Exercise description: Count the lines in the records below that contain the word "Services", and reply with only that number.

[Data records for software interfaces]
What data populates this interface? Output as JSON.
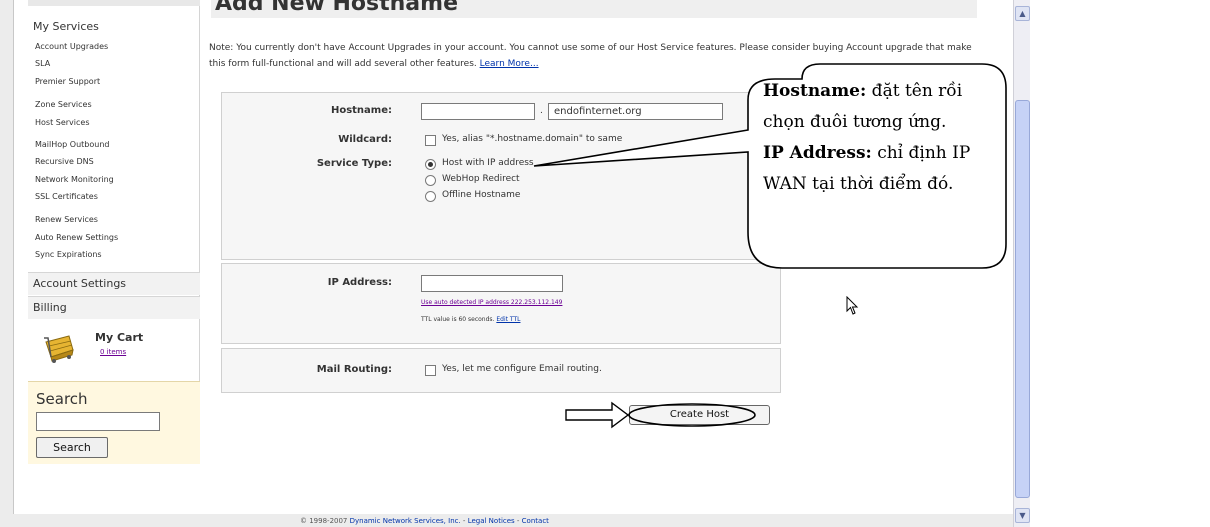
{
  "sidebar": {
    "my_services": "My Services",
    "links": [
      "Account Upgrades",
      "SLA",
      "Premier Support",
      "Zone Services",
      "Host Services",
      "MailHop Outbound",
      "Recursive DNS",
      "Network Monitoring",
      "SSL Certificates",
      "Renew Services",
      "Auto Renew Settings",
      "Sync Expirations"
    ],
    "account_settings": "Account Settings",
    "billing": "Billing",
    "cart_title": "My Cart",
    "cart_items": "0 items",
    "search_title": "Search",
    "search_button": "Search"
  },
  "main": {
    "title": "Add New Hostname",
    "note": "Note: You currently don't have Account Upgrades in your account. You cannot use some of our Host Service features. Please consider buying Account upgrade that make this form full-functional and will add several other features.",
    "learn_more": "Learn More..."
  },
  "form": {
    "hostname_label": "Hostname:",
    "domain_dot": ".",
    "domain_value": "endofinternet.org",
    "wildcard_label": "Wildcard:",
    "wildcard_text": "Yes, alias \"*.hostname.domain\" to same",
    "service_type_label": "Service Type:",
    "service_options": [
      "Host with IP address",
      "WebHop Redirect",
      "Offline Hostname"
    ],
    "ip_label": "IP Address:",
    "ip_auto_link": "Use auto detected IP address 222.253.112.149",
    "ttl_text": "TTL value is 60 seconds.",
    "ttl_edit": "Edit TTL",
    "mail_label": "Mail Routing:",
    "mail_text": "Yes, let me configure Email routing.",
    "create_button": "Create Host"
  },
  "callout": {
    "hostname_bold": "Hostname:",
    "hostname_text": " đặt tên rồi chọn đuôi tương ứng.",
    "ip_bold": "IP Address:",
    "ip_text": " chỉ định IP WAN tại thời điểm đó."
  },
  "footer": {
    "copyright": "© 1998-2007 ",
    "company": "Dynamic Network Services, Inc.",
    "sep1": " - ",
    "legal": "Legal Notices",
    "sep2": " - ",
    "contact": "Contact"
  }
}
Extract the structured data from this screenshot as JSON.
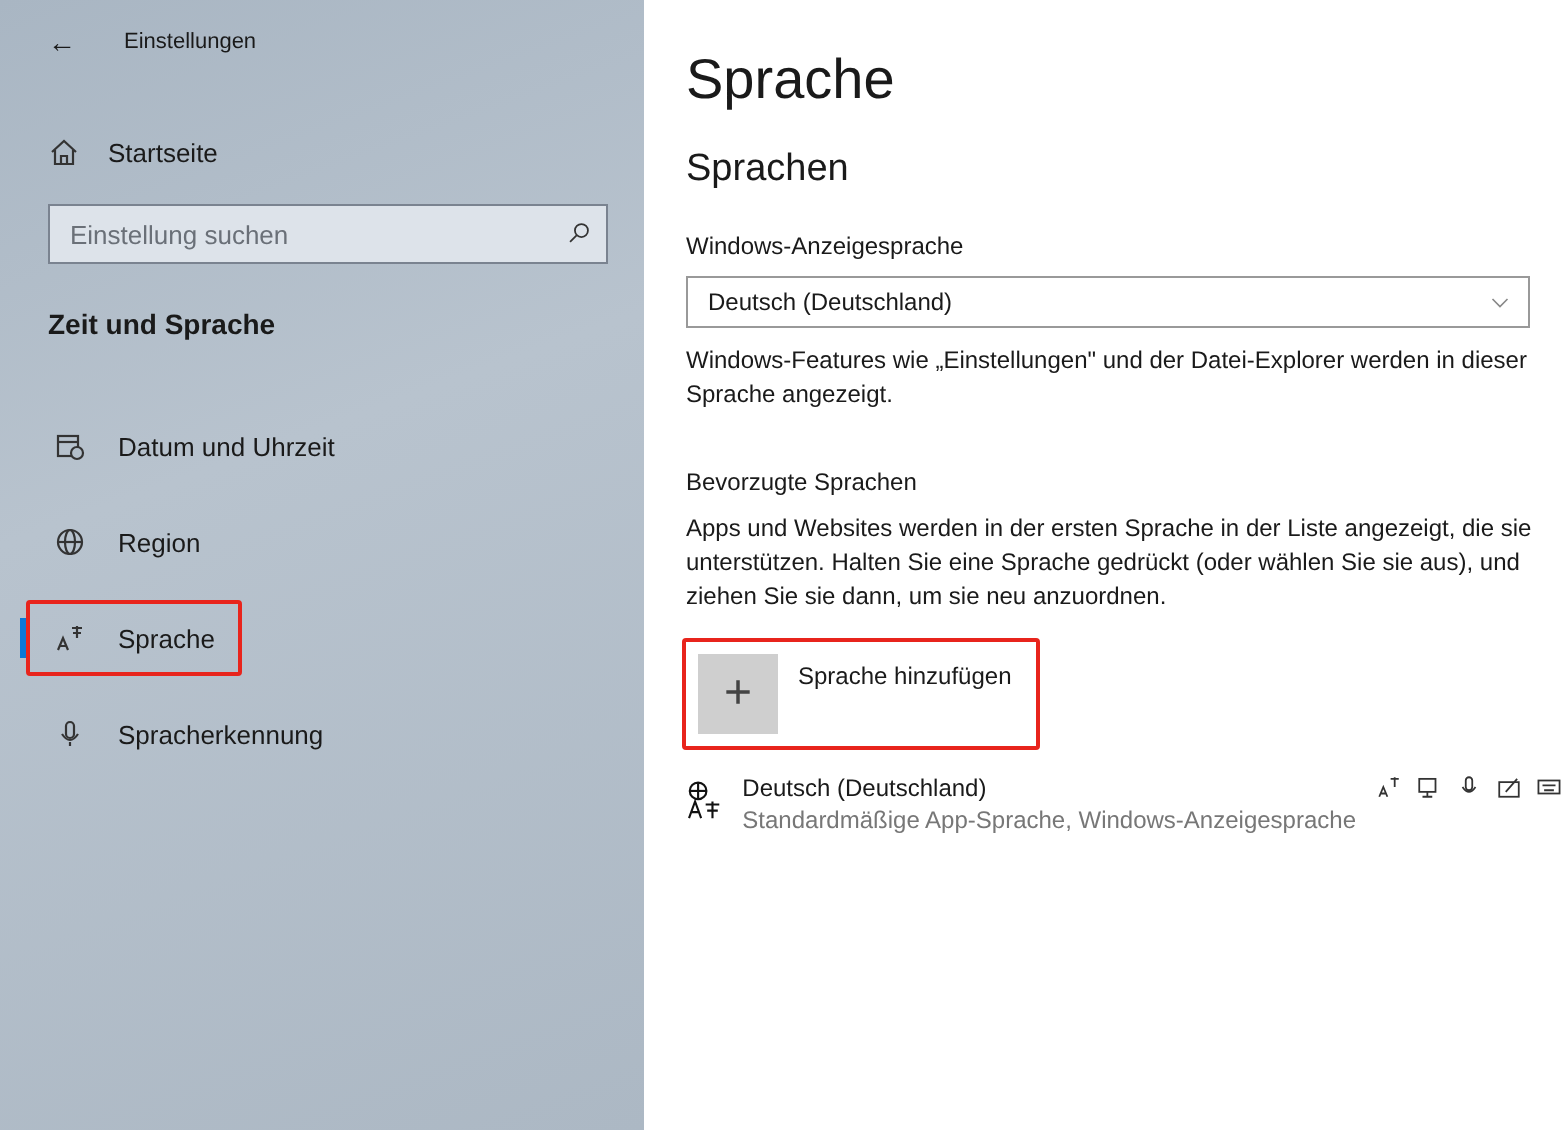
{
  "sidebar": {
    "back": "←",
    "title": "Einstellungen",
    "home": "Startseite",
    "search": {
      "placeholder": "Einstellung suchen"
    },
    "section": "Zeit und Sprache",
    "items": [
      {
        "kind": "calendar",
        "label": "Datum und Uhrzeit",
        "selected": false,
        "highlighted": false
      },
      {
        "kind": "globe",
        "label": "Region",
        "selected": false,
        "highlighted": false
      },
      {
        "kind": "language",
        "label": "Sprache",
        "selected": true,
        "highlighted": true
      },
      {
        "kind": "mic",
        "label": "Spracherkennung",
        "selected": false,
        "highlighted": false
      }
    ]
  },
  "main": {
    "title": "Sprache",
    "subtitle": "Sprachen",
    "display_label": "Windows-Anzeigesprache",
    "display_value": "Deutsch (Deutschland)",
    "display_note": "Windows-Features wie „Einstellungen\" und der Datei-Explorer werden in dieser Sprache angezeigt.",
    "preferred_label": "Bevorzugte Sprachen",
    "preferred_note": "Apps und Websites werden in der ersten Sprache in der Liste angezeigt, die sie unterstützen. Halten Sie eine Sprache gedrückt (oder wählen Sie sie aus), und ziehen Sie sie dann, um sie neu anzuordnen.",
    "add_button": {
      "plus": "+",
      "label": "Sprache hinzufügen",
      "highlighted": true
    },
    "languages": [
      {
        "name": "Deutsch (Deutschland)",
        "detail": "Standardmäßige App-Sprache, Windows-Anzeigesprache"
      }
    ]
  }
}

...

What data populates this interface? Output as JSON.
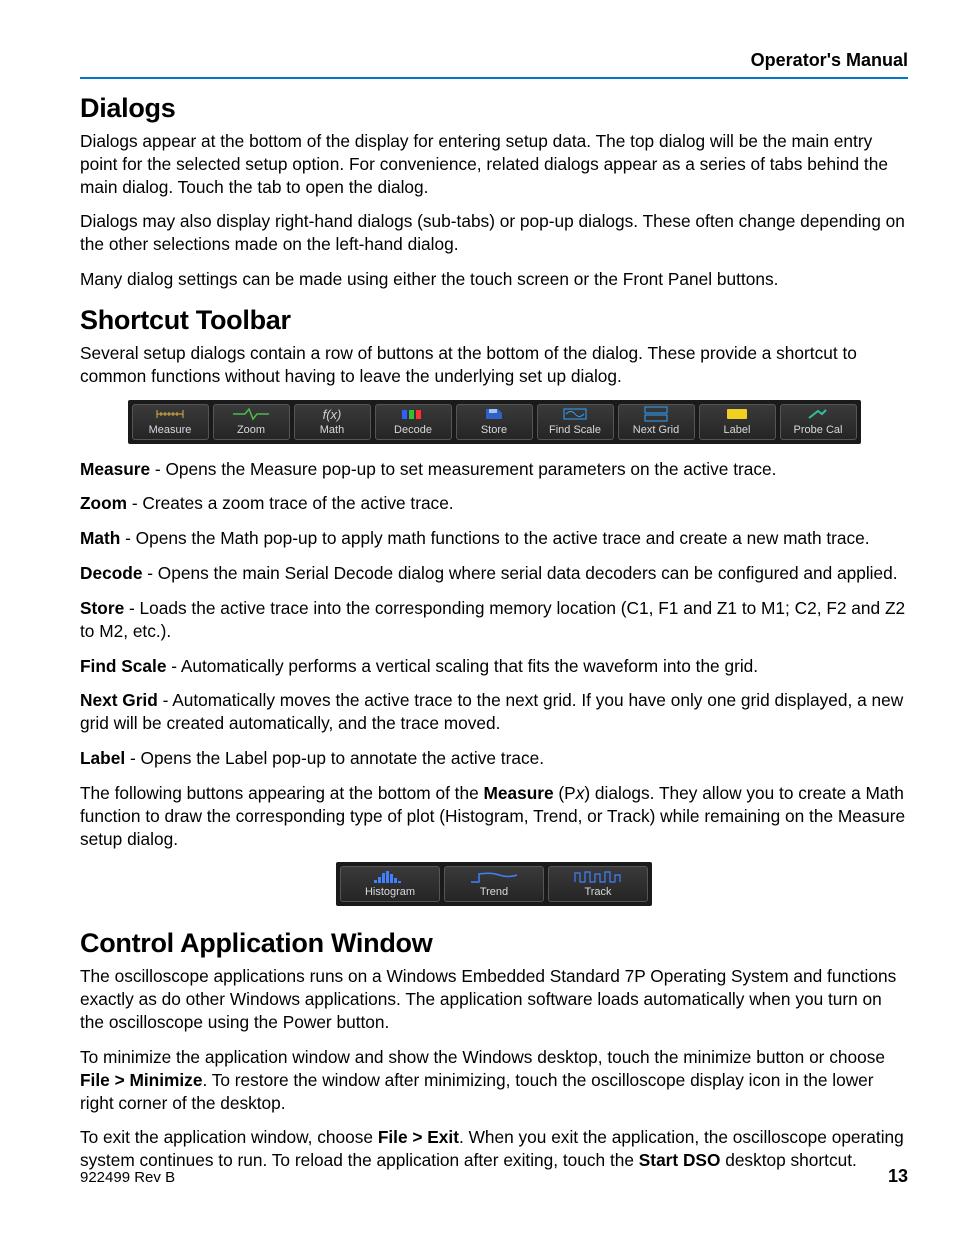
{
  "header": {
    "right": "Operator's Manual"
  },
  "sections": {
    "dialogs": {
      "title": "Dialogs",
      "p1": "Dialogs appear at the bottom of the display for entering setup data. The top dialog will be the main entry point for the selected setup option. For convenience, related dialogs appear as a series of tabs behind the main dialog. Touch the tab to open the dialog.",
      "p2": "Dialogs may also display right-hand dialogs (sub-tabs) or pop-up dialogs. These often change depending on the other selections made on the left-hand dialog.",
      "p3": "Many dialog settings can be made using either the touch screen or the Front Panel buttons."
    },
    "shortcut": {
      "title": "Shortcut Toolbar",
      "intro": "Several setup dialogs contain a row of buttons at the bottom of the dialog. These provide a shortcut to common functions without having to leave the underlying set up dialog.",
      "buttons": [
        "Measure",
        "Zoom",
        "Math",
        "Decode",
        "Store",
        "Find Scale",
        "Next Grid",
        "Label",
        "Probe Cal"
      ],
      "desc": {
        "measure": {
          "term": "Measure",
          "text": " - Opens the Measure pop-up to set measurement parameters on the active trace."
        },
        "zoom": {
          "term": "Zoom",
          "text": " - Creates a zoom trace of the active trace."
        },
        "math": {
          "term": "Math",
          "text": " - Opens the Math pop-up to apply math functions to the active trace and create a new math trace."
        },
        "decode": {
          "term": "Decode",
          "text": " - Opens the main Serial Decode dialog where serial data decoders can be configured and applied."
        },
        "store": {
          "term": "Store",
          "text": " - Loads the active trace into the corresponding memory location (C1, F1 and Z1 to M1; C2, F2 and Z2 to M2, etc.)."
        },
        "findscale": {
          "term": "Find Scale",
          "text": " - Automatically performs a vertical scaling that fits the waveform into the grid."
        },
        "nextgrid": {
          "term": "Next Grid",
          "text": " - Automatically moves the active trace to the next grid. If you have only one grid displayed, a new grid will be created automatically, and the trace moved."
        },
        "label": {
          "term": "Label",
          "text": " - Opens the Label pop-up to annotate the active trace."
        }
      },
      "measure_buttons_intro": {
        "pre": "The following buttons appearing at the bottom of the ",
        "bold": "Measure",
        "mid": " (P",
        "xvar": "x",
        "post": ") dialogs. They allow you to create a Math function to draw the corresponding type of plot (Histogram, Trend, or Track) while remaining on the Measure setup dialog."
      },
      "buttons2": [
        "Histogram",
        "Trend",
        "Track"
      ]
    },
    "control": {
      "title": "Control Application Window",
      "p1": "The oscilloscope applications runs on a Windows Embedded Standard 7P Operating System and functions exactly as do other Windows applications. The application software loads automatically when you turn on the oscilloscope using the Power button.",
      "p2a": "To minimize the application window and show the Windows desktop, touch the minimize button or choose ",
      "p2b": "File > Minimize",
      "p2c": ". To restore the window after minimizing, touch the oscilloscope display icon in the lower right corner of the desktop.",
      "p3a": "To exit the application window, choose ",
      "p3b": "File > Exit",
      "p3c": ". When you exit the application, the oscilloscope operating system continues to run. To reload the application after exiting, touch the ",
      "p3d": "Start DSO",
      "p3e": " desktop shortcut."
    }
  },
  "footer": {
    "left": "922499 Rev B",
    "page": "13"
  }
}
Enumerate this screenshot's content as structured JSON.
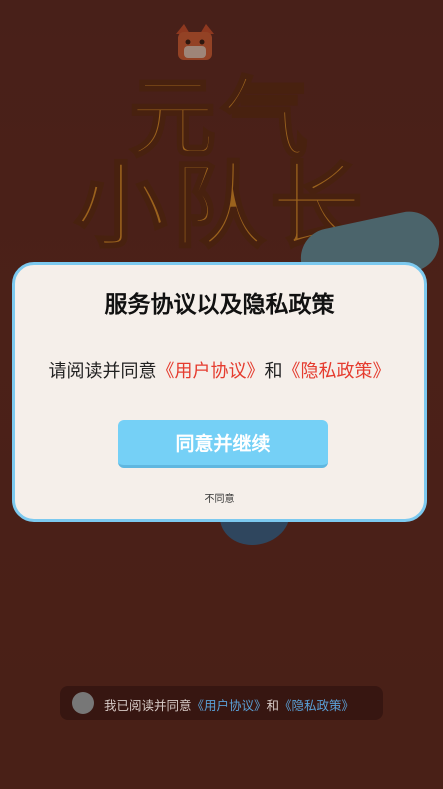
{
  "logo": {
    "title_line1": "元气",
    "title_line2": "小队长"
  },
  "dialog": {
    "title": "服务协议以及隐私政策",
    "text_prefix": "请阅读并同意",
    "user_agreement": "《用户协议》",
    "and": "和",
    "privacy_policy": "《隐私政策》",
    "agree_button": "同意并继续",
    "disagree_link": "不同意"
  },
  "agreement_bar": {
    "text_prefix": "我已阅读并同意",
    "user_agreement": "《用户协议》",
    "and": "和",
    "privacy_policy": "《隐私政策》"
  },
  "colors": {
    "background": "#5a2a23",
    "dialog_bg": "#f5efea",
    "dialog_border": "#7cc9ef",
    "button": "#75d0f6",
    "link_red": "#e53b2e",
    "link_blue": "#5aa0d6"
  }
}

Reply to the exercise: 5